------ RECORDS PROVIDED

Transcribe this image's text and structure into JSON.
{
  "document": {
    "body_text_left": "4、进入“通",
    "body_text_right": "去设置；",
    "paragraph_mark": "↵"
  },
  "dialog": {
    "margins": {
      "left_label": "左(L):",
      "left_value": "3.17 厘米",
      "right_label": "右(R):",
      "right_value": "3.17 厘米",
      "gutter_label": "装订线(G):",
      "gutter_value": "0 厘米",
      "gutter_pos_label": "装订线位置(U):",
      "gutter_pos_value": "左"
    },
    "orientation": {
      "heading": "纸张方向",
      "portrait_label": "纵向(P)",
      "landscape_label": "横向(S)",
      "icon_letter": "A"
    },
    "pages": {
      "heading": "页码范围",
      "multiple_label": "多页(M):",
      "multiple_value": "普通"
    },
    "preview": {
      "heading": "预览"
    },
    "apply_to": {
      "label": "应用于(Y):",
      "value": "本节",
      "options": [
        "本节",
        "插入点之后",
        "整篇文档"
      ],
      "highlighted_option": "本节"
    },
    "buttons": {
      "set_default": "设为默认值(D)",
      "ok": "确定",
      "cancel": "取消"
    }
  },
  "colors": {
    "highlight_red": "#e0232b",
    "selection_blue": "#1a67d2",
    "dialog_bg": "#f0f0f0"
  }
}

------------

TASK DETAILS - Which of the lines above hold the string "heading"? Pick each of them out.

ANSWER SECTION -
      "heading": "纸张方向",
      "heading": "页码范围",
      "heading": "预览"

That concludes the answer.